TASK REQUIREMENTS: Pull every line that holds the word "Energy" from the entries.

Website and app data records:
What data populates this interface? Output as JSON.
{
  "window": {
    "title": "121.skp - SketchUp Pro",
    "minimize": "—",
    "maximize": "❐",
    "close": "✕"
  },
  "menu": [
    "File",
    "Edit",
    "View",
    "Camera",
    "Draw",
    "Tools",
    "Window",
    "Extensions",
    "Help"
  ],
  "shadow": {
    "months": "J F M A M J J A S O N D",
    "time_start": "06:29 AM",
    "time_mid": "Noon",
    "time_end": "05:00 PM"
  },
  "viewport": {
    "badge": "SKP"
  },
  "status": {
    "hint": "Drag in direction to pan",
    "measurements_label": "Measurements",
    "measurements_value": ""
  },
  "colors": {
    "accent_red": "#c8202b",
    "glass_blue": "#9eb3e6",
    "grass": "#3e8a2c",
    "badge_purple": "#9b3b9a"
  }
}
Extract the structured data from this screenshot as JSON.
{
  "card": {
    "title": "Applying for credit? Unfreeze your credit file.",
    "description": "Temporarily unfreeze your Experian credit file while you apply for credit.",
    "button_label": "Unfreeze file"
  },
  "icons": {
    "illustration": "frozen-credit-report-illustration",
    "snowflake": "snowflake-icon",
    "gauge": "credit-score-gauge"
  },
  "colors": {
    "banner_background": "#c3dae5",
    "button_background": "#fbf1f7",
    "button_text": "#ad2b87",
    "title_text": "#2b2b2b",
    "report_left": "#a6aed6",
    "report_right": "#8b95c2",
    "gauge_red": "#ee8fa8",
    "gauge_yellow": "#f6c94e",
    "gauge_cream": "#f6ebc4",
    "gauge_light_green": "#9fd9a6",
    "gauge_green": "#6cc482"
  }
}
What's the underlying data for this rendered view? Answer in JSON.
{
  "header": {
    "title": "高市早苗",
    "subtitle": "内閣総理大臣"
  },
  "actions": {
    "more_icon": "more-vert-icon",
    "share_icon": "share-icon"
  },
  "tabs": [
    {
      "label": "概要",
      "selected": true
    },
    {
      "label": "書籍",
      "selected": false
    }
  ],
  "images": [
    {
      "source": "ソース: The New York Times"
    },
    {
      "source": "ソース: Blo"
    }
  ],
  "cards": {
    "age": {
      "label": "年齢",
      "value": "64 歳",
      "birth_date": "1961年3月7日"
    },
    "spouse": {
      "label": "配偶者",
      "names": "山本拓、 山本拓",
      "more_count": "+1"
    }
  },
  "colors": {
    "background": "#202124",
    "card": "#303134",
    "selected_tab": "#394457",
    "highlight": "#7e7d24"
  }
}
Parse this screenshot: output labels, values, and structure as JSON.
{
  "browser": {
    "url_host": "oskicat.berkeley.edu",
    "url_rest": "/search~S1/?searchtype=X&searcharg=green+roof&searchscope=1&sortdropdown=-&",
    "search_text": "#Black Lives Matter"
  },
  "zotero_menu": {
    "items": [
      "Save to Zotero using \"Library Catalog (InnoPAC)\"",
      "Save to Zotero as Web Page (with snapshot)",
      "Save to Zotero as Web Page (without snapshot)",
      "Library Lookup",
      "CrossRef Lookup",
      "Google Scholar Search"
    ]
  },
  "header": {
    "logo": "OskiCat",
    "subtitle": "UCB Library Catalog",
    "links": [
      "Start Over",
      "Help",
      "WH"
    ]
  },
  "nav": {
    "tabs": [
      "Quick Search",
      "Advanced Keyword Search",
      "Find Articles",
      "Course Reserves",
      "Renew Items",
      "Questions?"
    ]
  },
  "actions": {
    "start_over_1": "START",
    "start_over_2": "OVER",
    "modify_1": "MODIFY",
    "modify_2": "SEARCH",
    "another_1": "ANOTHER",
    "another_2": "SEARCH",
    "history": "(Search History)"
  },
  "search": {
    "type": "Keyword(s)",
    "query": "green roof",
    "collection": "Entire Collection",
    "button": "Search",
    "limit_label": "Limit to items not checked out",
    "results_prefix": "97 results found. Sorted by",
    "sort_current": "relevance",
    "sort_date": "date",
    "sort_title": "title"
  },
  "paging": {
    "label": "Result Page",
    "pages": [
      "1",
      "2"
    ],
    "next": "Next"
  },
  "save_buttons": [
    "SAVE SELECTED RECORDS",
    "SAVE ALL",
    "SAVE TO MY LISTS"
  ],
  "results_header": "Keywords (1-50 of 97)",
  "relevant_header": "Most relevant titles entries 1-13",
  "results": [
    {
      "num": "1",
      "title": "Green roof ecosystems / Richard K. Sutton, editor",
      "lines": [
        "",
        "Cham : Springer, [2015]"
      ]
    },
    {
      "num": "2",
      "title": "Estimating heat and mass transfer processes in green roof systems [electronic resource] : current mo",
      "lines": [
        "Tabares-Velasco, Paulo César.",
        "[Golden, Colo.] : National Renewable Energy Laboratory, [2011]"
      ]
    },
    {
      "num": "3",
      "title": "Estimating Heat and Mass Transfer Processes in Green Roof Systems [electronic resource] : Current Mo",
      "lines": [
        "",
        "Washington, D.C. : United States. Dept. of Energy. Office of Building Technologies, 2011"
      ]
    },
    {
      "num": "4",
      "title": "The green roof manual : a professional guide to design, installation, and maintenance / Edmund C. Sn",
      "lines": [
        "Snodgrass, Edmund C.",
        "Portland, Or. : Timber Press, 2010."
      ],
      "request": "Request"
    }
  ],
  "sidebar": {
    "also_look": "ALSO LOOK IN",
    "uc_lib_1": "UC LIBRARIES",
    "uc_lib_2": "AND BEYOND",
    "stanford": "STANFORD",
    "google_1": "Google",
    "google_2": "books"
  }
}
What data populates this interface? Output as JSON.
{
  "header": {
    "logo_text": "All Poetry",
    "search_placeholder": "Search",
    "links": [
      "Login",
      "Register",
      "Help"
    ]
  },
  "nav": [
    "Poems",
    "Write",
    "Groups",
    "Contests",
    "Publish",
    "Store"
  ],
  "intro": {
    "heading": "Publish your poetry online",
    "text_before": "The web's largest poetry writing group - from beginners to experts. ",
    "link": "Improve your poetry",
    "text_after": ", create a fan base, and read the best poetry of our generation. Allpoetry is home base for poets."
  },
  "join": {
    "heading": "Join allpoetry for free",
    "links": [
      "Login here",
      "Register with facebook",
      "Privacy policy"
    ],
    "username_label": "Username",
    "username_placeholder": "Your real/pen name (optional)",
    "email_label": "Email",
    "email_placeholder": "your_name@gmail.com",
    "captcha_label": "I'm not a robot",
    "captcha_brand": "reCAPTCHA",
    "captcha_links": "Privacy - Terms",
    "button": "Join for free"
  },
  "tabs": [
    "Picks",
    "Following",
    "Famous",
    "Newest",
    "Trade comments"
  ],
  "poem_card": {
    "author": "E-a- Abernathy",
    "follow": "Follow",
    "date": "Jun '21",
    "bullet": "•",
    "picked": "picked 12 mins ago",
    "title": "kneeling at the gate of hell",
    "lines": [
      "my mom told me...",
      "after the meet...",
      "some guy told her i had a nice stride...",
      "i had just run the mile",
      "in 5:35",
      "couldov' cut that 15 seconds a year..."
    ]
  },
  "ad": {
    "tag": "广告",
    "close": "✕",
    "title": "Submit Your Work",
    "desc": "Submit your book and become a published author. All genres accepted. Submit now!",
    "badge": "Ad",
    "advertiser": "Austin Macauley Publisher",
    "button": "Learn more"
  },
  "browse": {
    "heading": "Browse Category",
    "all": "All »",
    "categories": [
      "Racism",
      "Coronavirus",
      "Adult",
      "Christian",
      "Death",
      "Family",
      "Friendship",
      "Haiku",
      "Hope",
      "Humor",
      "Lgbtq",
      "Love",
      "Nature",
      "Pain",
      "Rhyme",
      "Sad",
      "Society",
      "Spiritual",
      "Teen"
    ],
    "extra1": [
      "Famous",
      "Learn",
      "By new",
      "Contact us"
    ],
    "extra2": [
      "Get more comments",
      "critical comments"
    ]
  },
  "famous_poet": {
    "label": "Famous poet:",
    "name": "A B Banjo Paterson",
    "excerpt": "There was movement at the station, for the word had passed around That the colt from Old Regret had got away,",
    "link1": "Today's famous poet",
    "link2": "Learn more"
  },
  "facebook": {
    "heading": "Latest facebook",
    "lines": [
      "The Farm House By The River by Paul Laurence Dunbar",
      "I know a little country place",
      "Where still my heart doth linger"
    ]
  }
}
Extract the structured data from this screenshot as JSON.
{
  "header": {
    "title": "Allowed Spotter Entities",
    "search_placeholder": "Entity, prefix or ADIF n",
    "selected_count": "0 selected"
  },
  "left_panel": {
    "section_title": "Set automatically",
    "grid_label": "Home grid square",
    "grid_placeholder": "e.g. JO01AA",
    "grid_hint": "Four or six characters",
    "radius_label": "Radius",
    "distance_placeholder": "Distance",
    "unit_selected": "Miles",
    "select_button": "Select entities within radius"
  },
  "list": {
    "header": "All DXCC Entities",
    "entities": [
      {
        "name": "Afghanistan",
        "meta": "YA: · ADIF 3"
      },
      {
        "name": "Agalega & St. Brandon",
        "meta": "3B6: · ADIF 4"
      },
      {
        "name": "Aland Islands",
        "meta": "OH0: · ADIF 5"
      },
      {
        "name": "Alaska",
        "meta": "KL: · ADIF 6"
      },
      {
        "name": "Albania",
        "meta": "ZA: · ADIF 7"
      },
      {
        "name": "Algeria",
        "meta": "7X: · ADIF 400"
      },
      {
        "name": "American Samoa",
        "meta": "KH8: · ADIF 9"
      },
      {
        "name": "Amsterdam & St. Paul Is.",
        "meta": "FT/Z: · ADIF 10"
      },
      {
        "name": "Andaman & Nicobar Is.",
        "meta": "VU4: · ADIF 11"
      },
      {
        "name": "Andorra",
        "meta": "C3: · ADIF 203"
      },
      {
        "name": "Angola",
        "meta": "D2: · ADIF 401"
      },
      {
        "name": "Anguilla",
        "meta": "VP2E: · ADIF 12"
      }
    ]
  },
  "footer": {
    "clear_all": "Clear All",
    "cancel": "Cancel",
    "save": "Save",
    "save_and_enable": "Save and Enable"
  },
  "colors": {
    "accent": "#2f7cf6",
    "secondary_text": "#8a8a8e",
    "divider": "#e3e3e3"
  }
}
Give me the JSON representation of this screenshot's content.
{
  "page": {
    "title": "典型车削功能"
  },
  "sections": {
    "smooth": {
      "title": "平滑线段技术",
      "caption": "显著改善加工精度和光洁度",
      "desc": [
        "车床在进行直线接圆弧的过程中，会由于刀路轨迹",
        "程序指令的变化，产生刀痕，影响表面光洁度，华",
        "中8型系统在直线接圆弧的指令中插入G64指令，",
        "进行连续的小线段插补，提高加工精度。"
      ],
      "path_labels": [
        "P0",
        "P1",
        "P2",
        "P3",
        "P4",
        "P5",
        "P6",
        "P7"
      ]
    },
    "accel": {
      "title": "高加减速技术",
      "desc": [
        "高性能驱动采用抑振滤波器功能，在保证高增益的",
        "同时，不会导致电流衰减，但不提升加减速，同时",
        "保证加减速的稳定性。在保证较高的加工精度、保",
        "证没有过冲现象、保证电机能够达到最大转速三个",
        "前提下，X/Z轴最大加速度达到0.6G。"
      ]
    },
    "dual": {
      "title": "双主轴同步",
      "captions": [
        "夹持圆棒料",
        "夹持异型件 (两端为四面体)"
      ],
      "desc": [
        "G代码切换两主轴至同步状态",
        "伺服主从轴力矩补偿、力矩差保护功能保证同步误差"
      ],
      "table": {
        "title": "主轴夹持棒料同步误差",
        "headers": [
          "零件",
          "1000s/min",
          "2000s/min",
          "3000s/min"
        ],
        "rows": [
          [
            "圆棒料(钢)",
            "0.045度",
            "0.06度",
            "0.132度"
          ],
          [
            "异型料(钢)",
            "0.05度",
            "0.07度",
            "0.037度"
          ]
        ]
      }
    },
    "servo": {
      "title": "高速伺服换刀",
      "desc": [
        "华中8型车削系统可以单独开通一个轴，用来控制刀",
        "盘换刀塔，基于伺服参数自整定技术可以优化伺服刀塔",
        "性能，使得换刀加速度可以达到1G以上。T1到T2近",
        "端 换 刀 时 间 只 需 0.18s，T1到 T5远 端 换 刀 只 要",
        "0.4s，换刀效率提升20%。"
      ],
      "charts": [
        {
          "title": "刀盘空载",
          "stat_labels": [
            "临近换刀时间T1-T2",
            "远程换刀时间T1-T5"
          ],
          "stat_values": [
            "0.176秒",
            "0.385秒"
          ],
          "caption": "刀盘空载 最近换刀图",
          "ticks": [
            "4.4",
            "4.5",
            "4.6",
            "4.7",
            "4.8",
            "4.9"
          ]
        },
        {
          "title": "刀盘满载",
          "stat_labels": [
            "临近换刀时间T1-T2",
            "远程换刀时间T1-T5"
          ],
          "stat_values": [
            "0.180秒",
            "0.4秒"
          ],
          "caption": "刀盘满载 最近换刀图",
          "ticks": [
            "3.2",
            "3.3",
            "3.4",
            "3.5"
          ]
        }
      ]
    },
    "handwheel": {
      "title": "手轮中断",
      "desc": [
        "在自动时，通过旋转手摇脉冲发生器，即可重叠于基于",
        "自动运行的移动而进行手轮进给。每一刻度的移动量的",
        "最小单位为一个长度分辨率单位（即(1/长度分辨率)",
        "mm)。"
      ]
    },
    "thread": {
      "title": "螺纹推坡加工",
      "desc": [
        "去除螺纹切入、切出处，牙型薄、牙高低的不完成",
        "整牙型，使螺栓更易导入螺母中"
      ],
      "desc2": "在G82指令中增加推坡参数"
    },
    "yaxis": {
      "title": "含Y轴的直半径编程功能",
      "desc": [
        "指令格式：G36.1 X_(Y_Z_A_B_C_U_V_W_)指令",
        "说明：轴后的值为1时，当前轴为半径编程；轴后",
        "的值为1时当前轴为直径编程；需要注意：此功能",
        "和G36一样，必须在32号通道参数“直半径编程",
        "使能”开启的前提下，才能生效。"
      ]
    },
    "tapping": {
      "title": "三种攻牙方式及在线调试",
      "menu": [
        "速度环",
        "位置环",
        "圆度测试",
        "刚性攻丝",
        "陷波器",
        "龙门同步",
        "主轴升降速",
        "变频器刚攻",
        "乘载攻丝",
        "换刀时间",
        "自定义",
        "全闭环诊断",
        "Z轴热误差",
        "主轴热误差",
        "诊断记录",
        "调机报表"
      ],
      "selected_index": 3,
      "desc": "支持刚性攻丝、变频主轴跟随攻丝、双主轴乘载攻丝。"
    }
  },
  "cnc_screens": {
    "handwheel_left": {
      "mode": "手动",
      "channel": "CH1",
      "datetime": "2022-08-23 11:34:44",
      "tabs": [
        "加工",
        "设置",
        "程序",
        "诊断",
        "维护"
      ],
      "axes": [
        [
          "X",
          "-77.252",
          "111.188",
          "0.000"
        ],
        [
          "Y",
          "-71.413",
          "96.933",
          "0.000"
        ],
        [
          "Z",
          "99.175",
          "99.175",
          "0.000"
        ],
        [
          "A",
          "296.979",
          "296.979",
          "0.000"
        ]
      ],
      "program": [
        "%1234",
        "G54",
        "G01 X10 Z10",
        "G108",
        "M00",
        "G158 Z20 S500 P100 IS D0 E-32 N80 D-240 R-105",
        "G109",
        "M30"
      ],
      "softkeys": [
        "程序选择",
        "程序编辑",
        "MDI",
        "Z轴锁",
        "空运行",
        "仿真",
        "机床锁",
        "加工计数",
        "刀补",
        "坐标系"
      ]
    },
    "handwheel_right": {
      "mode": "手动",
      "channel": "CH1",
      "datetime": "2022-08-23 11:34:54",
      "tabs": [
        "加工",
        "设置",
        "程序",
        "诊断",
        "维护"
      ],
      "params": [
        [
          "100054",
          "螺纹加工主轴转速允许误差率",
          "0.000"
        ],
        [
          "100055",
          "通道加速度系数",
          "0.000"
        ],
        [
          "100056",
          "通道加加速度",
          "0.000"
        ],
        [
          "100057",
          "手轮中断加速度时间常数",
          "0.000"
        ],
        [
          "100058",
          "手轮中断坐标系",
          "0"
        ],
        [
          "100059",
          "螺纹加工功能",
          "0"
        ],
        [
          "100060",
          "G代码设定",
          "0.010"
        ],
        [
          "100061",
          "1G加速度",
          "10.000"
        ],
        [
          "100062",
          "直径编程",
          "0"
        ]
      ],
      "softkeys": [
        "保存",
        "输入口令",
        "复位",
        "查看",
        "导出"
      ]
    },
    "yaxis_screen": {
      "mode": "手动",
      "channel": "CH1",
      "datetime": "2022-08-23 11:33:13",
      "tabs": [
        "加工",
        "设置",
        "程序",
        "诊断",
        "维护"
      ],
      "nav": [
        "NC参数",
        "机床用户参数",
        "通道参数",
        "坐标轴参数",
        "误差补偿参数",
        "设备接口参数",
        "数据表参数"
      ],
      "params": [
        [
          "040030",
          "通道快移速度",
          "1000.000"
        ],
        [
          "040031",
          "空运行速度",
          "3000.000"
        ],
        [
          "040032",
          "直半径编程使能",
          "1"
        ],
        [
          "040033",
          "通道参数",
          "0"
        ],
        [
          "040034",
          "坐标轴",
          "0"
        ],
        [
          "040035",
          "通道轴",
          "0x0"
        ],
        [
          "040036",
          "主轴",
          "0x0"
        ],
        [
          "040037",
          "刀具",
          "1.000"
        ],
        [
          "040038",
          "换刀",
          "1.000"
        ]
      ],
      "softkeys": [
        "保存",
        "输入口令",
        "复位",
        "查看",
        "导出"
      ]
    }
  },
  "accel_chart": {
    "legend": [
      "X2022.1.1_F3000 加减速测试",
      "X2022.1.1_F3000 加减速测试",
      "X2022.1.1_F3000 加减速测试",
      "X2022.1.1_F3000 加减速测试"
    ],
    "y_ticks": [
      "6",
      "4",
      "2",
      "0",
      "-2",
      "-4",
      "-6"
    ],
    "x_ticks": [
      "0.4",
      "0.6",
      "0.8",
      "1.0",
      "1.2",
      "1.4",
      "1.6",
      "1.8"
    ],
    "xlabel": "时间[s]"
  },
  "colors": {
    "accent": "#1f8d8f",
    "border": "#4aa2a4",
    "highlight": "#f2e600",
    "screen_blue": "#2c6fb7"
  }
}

COMPLETED EXERCISE:
        "[Golden, Colo.] : National Renewable Energy Laboratory, [2011]"
        "Washington, D.C. : United States. Dept. of Energy. Office of Building Technologies, 2011"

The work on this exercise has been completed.